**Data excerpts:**
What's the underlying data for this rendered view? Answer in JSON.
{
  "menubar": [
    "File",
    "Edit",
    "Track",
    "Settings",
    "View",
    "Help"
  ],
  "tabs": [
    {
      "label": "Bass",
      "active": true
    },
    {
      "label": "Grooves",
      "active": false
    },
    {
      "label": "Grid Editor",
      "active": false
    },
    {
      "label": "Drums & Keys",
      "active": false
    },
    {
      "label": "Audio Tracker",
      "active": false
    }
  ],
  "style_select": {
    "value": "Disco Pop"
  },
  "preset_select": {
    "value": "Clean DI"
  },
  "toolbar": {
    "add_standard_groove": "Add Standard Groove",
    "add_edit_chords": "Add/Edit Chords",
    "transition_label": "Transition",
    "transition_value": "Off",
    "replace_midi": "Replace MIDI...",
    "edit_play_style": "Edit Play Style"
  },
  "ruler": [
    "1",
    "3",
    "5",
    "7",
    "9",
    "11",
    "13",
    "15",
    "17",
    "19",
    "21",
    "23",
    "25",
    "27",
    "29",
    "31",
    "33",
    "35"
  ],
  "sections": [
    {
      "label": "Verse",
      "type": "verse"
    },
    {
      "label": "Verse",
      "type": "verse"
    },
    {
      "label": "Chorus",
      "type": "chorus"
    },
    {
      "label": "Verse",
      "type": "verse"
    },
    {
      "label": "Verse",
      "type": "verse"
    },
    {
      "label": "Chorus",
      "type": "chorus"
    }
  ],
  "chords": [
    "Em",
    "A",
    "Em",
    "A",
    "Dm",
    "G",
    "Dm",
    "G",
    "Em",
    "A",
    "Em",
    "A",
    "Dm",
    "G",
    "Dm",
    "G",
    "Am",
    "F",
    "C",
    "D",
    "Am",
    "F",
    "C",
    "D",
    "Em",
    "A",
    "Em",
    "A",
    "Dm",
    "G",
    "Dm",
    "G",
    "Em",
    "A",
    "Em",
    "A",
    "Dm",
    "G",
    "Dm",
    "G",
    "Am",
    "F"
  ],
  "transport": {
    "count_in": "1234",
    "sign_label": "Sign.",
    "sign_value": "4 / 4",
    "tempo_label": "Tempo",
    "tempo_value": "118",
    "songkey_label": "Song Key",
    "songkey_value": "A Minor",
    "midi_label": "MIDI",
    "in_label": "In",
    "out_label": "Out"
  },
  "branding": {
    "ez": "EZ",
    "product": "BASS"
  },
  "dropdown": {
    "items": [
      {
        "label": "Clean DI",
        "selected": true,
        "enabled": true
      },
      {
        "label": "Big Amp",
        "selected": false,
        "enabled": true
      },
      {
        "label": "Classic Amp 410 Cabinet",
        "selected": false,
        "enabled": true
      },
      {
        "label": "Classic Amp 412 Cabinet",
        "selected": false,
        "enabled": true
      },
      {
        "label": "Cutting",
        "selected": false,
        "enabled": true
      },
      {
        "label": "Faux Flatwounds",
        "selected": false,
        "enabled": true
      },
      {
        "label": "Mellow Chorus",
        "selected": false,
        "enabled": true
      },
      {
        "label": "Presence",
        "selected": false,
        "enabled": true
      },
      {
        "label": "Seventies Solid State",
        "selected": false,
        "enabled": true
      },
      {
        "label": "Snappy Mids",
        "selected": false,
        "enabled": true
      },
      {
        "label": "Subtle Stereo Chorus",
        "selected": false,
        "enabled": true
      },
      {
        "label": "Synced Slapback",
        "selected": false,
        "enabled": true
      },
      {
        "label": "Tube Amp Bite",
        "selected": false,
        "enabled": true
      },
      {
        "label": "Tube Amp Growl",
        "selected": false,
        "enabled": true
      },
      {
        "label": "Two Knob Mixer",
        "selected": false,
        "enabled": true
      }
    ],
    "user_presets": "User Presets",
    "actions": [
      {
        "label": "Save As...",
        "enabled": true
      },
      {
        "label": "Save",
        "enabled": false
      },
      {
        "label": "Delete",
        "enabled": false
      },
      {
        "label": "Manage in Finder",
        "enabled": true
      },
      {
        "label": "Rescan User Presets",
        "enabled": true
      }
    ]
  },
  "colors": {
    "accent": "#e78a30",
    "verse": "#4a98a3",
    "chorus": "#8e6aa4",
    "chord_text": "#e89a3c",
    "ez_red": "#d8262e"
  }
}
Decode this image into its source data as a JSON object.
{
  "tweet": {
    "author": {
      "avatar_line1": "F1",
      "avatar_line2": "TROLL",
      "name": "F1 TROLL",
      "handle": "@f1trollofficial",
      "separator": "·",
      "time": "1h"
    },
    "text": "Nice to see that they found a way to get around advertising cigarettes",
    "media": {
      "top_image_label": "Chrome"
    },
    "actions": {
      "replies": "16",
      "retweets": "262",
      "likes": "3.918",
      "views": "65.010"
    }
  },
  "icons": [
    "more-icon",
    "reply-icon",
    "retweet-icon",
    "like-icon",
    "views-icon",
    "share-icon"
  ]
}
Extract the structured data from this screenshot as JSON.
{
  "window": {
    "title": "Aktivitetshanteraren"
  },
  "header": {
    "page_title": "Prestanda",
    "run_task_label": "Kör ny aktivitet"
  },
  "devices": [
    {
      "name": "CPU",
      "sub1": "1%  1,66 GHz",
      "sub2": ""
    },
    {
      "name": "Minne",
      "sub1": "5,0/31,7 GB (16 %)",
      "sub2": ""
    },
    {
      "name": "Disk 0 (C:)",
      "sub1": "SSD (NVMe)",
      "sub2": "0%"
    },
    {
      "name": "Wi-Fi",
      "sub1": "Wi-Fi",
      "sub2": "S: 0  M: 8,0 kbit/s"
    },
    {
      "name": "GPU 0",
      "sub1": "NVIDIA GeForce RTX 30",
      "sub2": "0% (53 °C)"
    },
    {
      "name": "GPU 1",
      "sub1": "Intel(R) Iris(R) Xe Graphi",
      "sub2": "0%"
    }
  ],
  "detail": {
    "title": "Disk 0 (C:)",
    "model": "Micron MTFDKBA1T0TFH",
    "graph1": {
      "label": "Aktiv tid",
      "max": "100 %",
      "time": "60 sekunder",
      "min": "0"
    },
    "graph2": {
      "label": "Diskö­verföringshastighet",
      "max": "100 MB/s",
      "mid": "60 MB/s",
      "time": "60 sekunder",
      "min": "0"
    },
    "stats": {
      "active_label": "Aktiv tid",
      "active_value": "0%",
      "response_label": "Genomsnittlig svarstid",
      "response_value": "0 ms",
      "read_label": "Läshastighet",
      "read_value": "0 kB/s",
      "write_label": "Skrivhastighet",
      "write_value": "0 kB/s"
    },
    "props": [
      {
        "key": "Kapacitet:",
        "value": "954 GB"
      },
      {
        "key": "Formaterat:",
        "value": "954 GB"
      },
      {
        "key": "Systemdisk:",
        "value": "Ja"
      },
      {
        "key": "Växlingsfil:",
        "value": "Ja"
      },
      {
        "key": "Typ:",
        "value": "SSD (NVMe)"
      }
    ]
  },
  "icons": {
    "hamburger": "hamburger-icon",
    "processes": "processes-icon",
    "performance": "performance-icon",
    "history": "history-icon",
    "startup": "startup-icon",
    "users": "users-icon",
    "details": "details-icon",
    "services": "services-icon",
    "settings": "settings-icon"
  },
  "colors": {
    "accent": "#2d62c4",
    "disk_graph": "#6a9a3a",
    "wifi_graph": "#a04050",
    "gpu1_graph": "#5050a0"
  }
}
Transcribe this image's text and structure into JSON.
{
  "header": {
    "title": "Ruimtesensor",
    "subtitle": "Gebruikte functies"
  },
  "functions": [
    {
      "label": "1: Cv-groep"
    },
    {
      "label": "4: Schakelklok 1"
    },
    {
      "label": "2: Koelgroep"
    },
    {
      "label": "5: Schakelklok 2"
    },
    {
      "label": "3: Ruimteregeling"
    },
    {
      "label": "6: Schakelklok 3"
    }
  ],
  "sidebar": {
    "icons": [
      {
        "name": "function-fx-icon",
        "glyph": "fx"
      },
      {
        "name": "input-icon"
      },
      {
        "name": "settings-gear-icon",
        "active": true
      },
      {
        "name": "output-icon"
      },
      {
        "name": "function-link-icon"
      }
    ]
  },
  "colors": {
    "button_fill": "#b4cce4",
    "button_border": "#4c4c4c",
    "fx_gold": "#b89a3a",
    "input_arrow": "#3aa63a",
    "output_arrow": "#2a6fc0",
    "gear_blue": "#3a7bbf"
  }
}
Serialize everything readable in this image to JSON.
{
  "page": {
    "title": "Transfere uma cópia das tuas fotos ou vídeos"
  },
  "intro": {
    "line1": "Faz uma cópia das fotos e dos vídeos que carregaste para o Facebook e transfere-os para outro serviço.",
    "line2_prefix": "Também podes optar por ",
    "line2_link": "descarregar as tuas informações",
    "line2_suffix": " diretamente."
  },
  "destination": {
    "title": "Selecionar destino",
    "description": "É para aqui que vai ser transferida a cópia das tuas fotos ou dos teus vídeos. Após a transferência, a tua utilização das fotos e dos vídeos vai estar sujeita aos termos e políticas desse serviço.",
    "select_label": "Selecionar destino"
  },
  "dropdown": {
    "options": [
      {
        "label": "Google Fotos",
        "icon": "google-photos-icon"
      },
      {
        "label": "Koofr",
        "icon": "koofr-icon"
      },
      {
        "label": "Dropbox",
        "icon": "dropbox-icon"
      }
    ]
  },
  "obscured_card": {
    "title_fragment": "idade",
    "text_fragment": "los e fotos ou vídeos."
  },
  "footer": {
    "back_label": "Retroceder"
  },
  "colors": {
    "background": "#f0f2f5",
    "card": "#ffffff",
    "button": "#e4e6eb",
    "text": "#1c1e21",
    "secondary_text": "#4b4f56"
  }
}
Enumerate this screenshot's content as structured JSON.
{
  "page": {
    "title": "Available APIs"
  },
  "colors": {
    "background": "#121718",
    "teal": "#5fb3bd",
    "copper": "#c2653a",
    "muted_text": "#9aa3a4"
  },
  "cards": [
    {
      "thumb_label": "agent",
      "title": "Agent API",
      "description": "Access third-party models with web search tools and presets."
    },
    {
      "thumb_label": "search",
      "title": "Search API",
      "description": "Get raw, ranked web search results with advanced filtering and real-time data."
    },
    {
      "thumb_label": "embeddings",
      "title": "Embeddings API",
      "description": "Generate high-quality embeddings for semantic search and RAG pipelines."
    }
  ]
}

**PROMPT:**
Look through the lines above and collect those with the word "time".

**ANSWER TO THIS EXERCISE:**
      "time": "1h"
      "time": "60 sekunder",
      "time": "60 sekunder",
      "description": "Get raw, ranked web search results with advanced filtering and real-time data."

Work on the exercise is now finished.